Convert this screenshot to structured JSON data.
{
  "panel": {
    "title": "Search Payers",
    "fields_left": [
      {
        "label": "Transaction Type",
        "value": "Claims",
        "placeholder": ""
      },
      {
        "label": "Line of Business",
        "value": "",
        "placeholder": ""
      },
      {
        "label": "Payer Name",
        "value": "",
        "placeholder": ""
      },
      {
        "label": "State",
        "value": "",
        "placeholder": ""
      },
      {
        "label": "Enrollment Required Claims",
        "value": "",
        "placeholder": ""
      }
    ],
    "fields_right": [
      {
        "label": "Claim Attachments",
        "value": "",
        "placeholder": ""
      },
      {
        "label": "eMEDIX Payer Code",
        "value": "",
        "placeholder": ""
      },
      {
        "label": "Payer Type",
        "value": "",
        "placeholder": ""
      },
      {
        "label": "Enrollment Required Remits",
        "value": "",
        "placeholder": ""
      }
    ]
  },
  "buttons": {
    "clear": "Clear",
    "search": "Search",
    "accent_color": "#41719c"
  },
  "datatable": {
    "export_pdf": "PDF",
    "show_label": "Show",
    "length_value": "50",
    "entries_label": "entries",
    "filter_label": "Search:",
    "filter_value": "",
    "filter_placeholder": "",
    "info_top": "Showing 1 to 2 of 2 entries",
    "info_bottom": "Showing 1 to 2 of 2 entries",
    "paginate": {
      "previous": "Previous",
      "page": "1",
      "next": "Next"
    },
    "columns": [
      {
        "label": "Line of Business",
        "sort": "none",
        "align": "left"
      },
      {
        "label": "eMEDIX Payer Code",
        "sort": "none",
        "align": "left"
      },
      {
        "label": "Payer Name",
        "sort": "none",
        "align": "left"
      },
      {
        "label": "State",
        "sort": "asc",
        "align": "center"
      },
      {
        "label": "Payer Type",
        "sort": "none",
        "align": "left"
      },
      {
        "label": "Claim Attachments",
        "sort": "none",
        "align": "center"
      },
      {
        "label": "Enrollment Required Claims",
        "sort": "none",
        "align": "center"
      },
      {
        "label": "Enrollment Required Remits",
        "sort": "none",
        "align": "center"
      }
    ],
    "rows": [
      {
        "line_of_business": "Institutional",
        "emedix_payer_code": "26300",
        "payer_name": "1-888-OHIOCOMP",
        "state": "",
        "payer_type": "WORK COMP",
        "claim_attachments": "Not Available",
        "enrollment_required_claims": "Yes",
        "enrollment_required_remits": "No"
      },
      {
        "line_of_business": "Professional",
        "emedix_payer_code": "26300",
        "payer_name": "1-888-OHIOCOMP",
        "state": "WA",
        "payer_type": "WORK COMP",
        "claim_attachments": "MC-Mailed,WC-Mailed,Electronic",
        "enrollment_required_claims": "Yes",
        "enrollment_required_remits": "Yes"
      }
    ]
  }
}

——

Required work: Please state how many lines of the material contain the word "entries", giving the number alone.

Reply to the exercise: 3